) . "I am not learned, or know not a book or letters" see ( John 7:15
) and (Nwvl
) , translated "tongue", may signify the rules, idioms, and properties of the language; the nature, genius, and dialect of it, and signification of the words and phrases used in it to be learned, so as to be thorough masters of it, understand it, speak it, and pronounce it well. But here a difficulty arises, since the form and character of the letters of the Chaldee and Hebrew languages now in use are the same; it may seem unnecessary that Hebrew youths should be put to school to learn the Chaldean letters and language, though the dialect and idioms of the two languages might in some things differ; but let it be observed, that it might be, and it is not improbable, that the letters of the Chaldean language were not the same then as they are now; and Hottinger F15

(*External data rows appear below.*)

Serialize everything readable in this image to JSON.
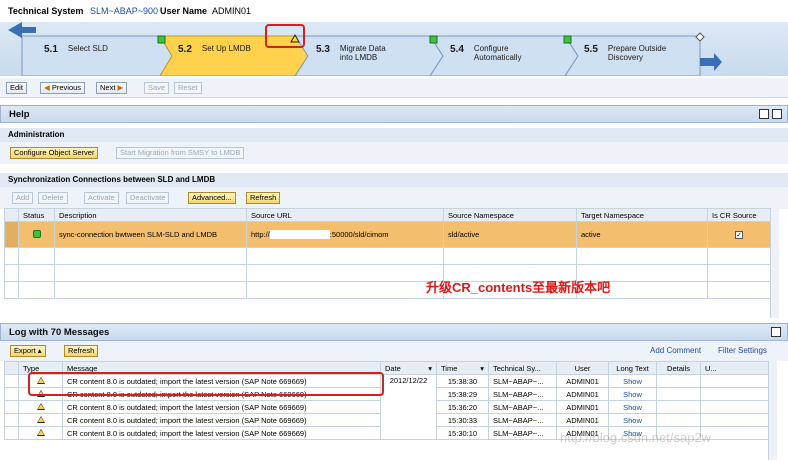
{
  "header": {
    "tech_system_label": "Technical System",
    "tech_system_value": "SLM~ABAP~900",
    "user_label": "User Name",
    "user_value": "ADMIN01"
  },
  "roadmap": {
    "steps": [
      {
        "num": "5.1",
        "label": "Select SLD"
      },
      {
        "num": "5.2",
        "label": "Set Up LMDB"
      },
      {
        "num": "5.3",
        "label": "Migrate Data into LMDB"
      },
      {
        "num": "5.4",
        "label": "Configure Automatically"
      },
      {
        "num": "5.5",
        "label": "Prepare Outside Discovery"
      }
    ]
  },
  "toolbar": {
    "edit": "Edit",
    "previous": "Previous",
    "next": "Next",
    "save": "Save",
    "reset": "Reset"
  },
  "help": {
    "title": "Help"
  },
  "admin": {
    "title": "Administration",
    "configure_btn": "Configure Object Server",
    "start_migration_btn": "Start Migration from SMSY to LMDB"
  },
  "sync": {
    "title": "Synchronization Connections between SLD and LMDB",
    "buttons": {
      "add": "Add",
      "delete": "Delete",
      "activate": "Activate",
      "deactivate": "Deactivate",
      "advanced": "Advanced...",
      "refresh": "Refresh"
    },
    "columns": [
      "Status",
      "Description",
      "Source URL",
      "Source Namespace",
      "Target Namespace",
      "Is CR Source"
    ],
    "row": {
      "description": "sync-connection bwtween SLM-SLD and LMDB",
      "url_prefix": "http://",
      "url_suffix": ":50000/sld/cimom",
      "source_ns": "sld/active",
      "target_ns": "active"
    }
  },
  "annotation": "升级CR_contents至最新版本吧",
  "log": {
    "title": "Log with 70 Messages",
    "export": "Export",
    "refresh": "Refresh",
    "add_comment": "Add Comment",
    "filter_settings": "Filter Settings",
    "columns": [
      "Type",
      "Message",
      "Date",
      "Time",
      "Technical Sy...",
      "User",
      "Long Text",
      "Details",
      "U..."
    ],
    "date": "2012/12/22",
    "rows": [
      {
        "message": "CR content 8.0 is outdated; import the latest version (SAP Note 669669)",
        "time": "15:38:30",
        "system": "SLM~ABAP~...",
        "user": "ADMIN01",
        "long": "Show"
      },
      {
        "message": "CR content 8.0 is outdated; import the latest version (SAP Note 669669)",
        "time": "15:38:29",
        "system": "SLM~ABAP~...",
        "user": "ADMIN01",
        "long": "Show"
      },
      {
        "message": "CR content 8.0 is outdated; import the latest version (SAP Note 669669)",
        "time": "15:36:20",
        "system": "SLM~ABAP~...",
        "user": "ADMIN01",
        "long": "Show"
      },
      {
        "message": "CR content 8.0 is outdated; import the latest version (SAP Note 669669)",
        "time": "15:30:33",
        "system": "SLM~ABAP~...",
        "user": "ADMIN01",
        "long": "Show"
      },
      {
        "message": "CR content 8.0 is outdated; import the latest version (SAP Note 669669)",
        "time": "15:30:10",
        "system": "SLM~ABAP~...",
        "user": "ADMIN01",
        "long": "Show"
      }
    ]
  },
  "watermark": "http://blog.csdn.net/sap2w"
}
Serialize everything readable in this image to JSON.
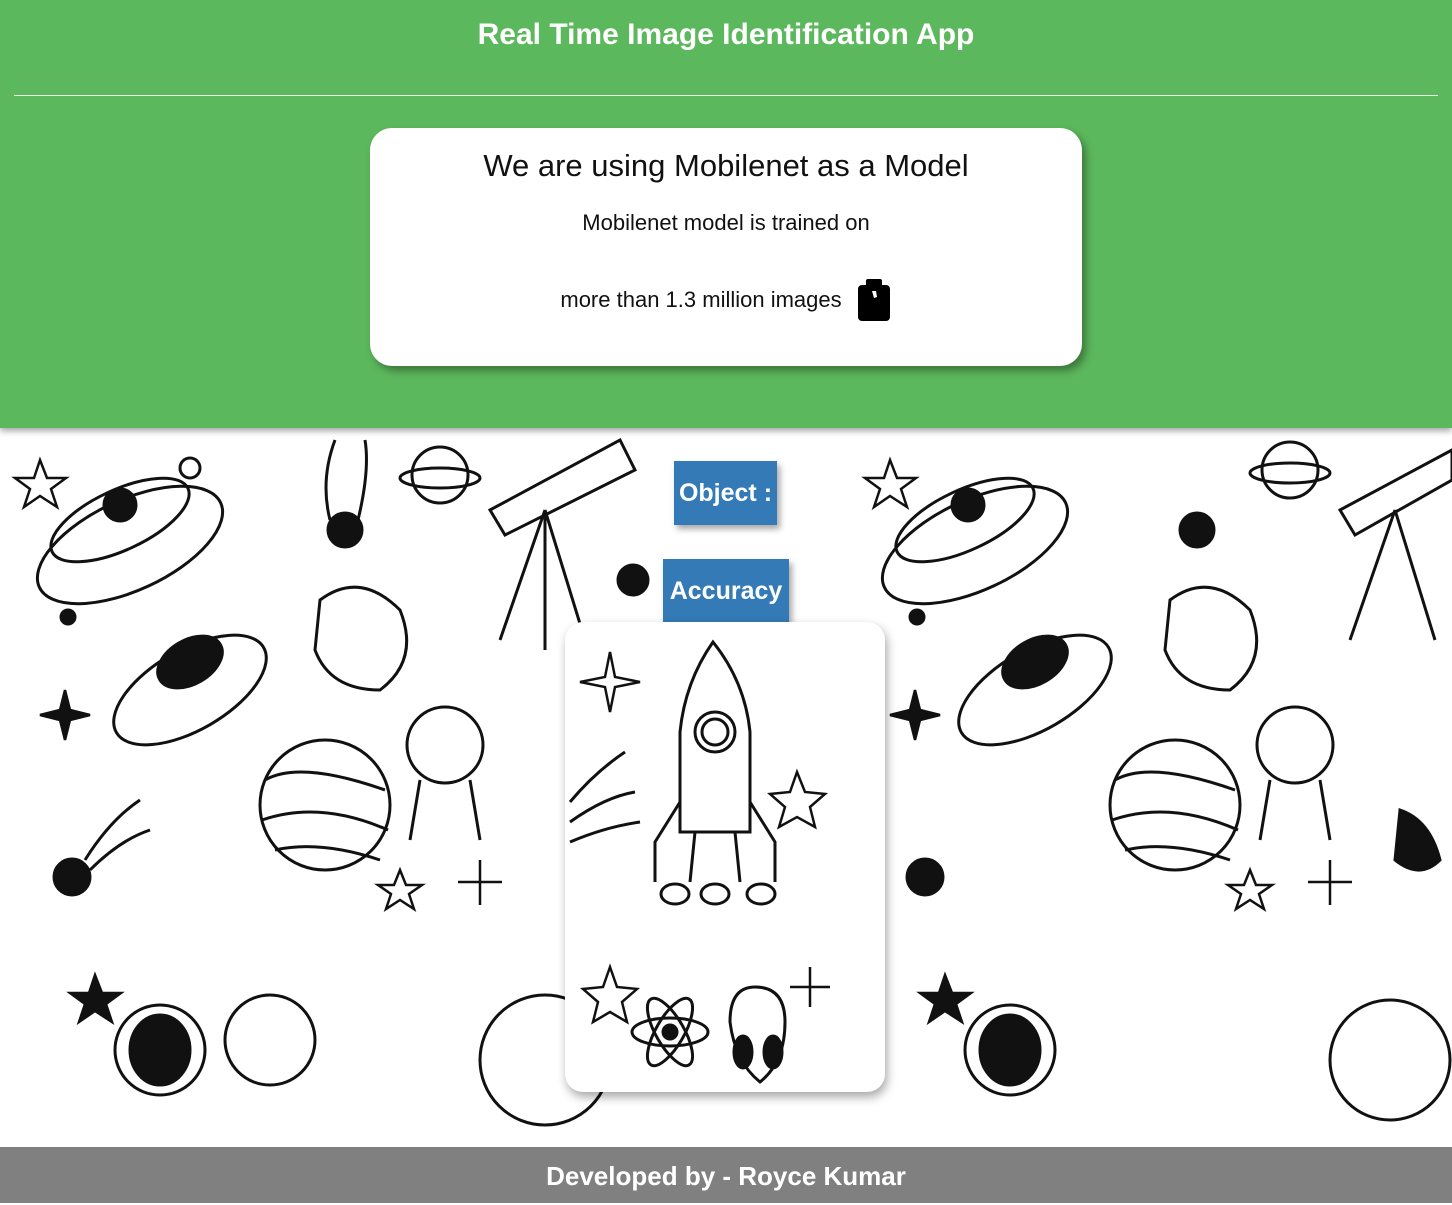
{
  "header": {
    "title": "Real Time Image Identification App"
  },
  "info_card": {
    "title": "We are using Mobilenet as a Model",
    "line1": "Mobilenet model is trained on",
    "line2": "more than 1.3 million images",
    "icon": "camera-icon"
  },
  "results": {
    "object_label": "Object :",
    "accuracy_label": "Accuracy :"
  },
  "footer": {
    "text": "Developed by - Royce Kumar"
  },
  "colors": {
    "header_bg": "#5cb85c",
    "button_bg": "#337ab7",
    "footer_bg": "#808080"
  }
}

expressly says, that the ancient Chaldee character is not known; not to say anything of the difference of the Hebrew letters then from what they are now, which some have surmised: besides, it is a clear case that the Chaldee and Syriac languages are the same, as appears from ( Daniel 2:4
) , where the Chaldeans are said to speak to the king in Syriac; and yet, what follows is no other than Chaldee, their mother tongue, in which it was most proper and agreeable to speak to the king: and as it is the opinion of many learned men now that these languages are the same, so it was the sense of the ancient Jews. Says R. Samuel Bar Nachman F16
, let not the Syriac language be mean in thine eyes, or lightly esteemed by thee; for in the law, in the prophets, and in the Hagiographa, the holy blessed God has imparted honour to it; in the law, ( Genesis 31:47
) , in the prophets, ( Jeremiah 10:11
) , in the Hagiographa, ( Daniel 2:4-8:1
) in all which places it is the Chaldee language that is used; and that which was spoken in Babylon, the head of the Chaldean empire, is called the Syriac; for Cyrus, when he took that city, ordered a proclamation to be made, by men skilled, (suristi
) , in the Syriac language, that the inhabitants should keep within doors, and that those that were found without should be slain F17
; which orders were published in that language, that they might be universally understood, being the language of the common people. So Herodotus, speaking of the Assyrians, says F18
, these by the Greeks are called Syrians, and by the barbarians Assyrians, among whom were the Chaldeans: and, as Strabo observes F19
, the same language or dialect was used by those without Euphrates, and by those within; that is, by the Syrians, strictly so called, and by the Babylonians or Chaldeans: and elsewhere F20
, the name of Syrians reached from Babylon to Sinus Issicus; and, formerly, from thence to the Euxine sea. Now it is certain that the form and character of the letters in the Syriac language are very different from the Hebrew, and difficult to be learned, and might be those which these Hebrew youths were to be taught at school, as well as the rudiments of it; and it is as evident that the language of the Jews, and that of the Syrians, Chaldeans, and Babylonians, were so different, that the common people of the former did not understand the language of the latter when spoke, as appears from ( 2 Kings 18:26
) ( Isaiah 36:11
) so that there was an apparent necessity for the one to be taught the language of the other, in order to understand it.
F8 (Mwam) "quidquam quod obstet", Gussetius.
F9 Histor. l. 6. c. 5.
F11 Politic. l. 4. c. 4. tom. 2. p. 224.
F12 Present State of the Ottoman Empire, B. 1. c. 5. p. 13.
F13 (ted yedyw) "et scientes scientiam, Pagninus, Montanus, intelligentes scientiam", Calvin.
F14 (Nwvlw rpo) "librum et linguam", Jo. Henr. Michaelis.
F15 Smegma Oriental. l. 1. c. 3. p. 35.
F16 Bereshit Rabba, sect. 74. fol. 65. 4.
F17 Xenophon. Cyropaedia, l. 7. c. 23.
F18 Polymnia, sive l. 7. c. 63.
F19 Geograph. I. 2. p. 58.
F20 Ibid. l. 16. p. 507.